You are now choreographing a momentous agenda of neo-nationalism — never ever seen in the last seven decades. Your stress on revitalising the goals of freedom, and proudly chartering a path of self-reliance are remarkable. They have drawn appreciation across the board. All those who believe in a resurgent Pakistan are rallying for you.
Surely, you have to make headway, and channelise the new synergies for viable political objectives in the best of national interests. Thus, while you sit at the zenith of your popularity, now is the time to take a pause and ponder what you should be doing in good faith.
I’m sure, reverting back to the corridors of power is not your sole aim. That should be a means to an end. You are a harbinger for change. So let’s jot down a doable list:
One; reconstitute your political house. PTI, unfortunately, is a herd of flocking birds. The best brains and honest arms are sidelined. Time to listen to critics, and reform. People like Justice Wajihuddin Ahmed are rare. Hope you still remember his piece of selfless advice as you go on to reform the party. This is how you can weather the tide of Imran vs The Rest at polls.
Two; prepare a foolproof timeline-laden reforms package to usher in change as soon as you are back in power. Judicial, police and bureaucracy reforms are indispensable. They should be done in the first 100 days of returning to power. No more appeasement. Likewise, introduce local government tiers with maximum autonomy and ensure that they are workable at any cost. This will spontaneously help address the woes of more than 150 million people, who rightly cry foul vehemently.
Three; your accountability drive stands marginalised. There are enough black sheep in the system, and the prosecution bodies are rotten to the core. It is not your business as chief executive to conduct the drive, rather let the institutions do it by default. Just empower them under law as much as you can, and then sit and chill. The process will come full circle.

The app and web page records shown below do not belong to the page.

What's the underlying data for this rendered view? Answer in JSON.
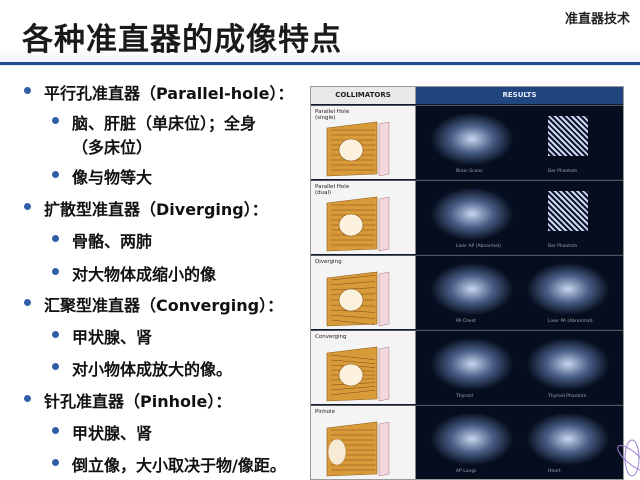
{
  "header": {
    "title": "各种准直器的成像特点",
    "brand": "准直器技术"
  },
  "bullets": [
    {
      "level": 1,
      "text": "平行孔准直器（Parallel-hole）："
    },
    {
      "level": 2,
      "text": "脑、肝脏（单床位）；全身"
    },
    {
      "level": 0,
      "text": "（多床位）"
    },
    {
      "level": 2,
      "text": "像与物等大"
    },
    {
      "level": 1,
      "text": "扩散型准直器（Diverging）："
    },
    {
      "level": 2,
      "text": "骨骼、两肺"
    },
    {
      "level": 2,
      "text": "对大物体成缩小的像"
    },
    {
      "level": 1,
      "text": "汇聚型准直器（Converging）："
    },
    {
      "level": 2,
      "text": "甲状腺、肾"
    },
    {
      "level": 2,
      "text": "对小物体成放大的像。"
    },
    {
      "level": 1,
      "text": "针孔准直器（Pinhole）："
    },
    {
      "level": 2,
      "text": "甲状腺、肾"
    },
    {
      "level": 2,
      "text": "倒立像，大小取决于物/像距。"
    }
  ],
  "figure": {
    "head_left": "COLLIMATORS",
    "head_right": "RESULTS",
    "rows": [
      {
        "label": "Parallel Hole\n(single)",
        "cap1": "Brain Scans",
        "cap2": "Bar Phantom"
      },
      {
        "label": "Parallel Hole\n(dual)",
        "cap1": "Liver AP (Abnormal)",
        "cap2": "Bar Phantom"
      },
      {
        "label": "Diverging",
        "cap1": "PA Chest",
        "cap2": "Liver PA (Abnormal)"
      },
      {
        "label": "Converging",
        "cap1": "Thyroid",
        "cap2": "Thyroid Phantom"
      },
      {
        "label": "Pinhole",
        "cap1": "AP Lungs",
        "cap2": "Heart"
      }
    ]
  },
  "colors": {
    "accent": "#2f5fa6",
    "rule": "#1f4e8c",
    "fig_head": "#21457f",
    "gold": "#d99b3a"
  }
}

Four; while you have rolled out a blueprint of independent foreign policy, you need to set in some benchmarks. It can’t be non-aligned for good. National interests will compel you to lean and bend very often. This is an era of hybrid warfare and you are a victim of a bloodless regime change. The United States, China, Russia, the European Union and the Middle East mantle will now be up for test.
Mr Khan, you have staked a claim to change the governance of Pakistan, and this is what makes you relevant to the people of Pakistan. You need to watch your steps, choreograph your line and length and meticulously adjust the field before your next spell. Take a conscious route to avoid Waterloo. There is no room for a no-ball!

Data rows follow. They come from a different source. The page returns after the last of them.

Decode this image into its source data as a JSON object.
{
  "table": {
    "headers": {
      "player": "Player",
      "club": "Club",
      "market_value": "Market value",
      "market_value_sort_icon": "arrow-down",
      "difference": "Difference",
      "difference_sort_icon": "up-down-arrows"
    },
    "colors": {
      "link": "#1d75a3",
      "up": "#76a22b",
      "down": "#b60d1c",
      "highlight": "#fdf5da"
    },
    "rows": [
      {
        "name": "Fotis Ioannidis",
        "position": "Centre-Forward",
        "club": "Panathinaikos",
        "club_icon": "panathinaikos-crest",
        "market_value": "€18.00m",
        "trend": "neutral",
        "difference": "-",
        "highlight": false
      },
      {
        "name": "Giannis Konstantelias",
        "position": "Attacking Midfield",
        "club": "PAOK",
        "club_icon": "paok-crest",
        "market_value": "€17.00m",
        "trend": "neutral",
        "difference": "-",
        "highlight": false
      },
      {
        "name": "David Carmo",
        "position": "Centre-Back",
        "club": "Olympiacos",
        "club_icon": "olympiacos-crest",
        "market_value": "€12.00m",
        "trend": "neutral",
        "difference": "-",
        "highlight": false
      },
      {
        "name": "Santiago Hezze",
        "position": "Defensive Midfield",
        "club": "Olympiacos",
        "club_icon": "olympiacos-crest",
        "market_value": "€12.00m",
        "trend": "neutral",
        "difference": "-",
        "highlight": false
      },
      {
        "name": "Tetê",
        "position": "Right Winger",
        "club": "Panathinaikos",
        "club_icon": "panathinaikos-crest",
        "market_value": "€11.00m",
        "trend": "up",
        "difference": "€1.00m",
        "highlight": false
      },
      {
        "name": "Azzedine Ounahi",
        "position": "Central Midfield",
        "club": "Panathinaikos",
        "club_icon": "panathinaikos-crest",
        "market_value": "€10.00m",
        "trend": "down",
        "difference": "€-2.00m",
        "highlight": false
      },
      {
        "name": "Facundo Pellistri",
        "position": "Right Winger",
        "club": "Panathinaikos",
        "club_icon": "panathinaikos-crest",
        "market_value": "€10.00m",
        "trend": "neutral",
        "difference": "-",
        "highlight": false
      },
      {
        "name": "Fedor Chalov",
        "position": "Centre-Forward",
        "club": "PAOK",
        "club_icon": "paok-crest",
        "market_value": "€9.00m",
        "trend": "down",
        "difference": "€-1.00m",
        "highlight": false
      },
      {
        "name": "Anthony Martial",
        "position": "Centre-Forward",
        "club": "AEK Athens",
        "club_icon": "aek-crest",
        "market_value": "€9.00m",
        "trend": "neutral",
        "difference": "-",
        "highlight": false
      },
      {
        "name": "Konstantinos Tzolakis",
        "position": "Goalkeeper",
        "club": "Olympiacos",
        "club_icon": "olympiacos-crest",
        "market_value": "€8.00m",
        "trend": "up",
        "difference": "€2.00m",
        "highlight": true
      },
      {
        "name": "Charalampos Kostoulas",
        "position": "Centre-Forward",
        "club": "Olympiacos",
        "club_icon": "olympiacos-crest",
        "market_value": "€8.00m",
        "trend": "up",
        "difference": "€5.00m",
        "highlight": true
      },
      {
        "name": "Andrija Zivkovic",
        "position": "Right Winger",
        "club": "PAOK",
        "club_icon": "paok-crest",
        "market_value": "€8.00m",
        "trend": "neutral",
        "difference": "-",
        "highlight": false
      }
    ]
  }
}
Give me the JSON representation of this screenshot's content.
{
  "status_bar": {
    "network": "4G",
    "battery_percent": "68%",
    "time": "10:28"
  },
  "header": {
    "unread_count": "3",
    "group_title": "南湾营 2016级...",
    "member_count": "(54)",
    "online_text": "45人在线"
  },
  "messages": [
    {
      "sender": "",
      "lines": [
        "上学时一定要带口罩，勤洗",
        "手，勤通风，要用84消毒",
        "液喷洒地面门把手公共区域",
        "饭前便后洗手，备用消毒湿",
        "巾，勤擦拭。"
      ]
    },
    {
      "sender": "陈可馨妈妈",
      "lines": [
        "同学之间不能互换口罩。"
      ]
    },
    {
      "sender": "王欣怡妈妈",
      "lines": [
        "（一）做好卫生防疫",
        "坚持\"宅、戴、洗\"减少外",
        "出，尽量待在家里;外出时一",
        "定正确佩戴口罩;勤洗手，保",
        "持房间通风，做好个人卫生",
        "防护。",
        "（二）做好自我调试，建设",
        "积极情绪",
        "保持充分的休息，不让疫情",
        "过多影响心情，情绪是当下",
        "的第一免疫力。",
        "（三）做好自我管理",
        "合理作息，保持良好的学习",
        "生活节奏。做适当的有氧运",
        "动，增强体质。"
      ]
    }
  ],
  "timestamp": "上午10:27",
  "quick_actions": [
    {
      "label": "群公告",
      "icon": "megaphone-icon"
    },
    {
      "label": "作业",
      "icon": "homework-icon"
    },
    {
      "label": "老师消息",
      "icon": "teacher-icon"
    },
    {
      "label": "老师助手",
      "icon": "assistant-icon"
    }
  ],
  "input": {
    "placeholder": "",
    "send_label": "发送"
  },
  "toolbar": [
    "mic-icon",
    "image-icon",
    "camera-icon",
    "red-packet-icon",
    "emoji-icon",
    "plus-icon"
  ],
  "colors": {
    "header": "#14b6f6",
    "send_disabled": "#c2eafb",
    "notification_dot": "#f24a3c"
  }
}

Note: This article appeared in Tribune, dated 10 May 2022.
Disclaimer: The views expressed in the article are of the author and do not necessarily represent Institute’s policy.